Copy each line of the data below, character for character.
INPUT below:
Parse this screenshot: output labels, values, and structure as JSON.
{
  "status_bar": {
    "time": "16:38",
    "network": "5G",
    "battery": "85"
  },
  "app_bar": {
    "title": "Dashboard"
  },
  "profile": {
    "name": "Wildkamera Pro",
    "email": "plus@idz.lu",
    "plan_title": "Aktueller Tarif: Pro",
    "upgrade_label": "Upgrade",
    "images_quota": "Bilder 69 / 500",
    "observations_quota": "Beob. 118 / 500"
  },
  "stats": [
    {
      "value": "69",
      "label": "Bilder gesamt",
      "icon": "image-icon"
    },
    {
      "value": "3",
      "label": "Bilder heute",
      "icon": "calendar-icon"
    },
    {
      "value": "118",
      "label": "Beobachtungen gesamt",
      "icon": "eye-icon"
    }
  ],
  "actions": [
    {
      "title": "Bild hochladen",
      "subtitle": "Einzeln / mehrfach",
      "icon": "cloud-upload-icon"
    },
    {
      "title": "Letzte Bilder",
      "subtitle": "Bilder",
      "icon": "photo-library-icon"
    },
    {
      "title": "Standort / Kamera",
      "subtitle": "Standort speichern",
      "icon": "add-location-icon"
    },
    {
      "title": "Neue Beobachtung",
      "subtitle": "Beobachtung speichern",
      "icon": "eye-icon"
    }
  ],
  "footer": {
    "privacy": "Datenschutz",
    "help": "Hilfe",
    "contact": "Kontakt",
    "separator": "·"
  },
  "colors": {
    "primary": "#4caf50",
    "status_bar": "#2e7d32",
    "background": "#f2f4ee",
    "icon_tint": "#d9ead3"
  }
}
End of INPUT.
SOLUTION FOR THIS TASK —
Parse this screenshot: output labels, values, and structure as JSON.
{
  "status_bar": {
    "time": "16:38",
    "network": "5G",
    "battery": "85"
  },
  "app_bar": {
    "title": "Dashboard"
  },
  "profile": {
    "name": "Wildkamera Pro",
    "email": "plus@idz.lu",
    "plan_title": "Aktueller Tarif: Pro",
    "upgrade_label": "Upgrade",
    "images_quota": "Bilder 69 / 500",
    "observations_quota": "Beob. 118 / 500"
  },
  "stats": [
    {
      "value": "69",
      "label": "Bilder gesamt",
      "icon": "image-icon"
    },
    {
      "value": "3",
      "label": "Bilder heute",
      "icon": "calendar-icon"
    },
    {
      "value": "118",
      "label": "Beobachtungen gesamt",
      "icon": "eye-icon"
    }
  ],
  "actions": [
    {
      "title": "Bild hochladen",
      "subtitle": "Einzeln / mehrfach",
      "icon": "cloud-upload-icon"
    },
    {
      "title": "Letzte Bilder",
      "subtitle": "Bilder",
      "icon": "photo-library-icon"
    },
    {
      "title": "Standort / Kamera",
      "subtitle": "Standort speichern",
      "icon": "add-location-icon"
    },
    {
      "title": "Neue Beobachtung",
      "subtitle": "Beobachtung speichern",
      "icon": "eye-icon"
    }
  ],
  "footer": {
    "privacy": "Datenschutz",
    "help": "Hilfe",
    "contact": "Kontakt",
    "separator": "·"
  },
  "colors": {
    "primary": "#4caf50",
    "status_bar": "#2e7d32",
    "background": "#f2f4ee",
    "icon_tint": "#d9ead3"
  }
}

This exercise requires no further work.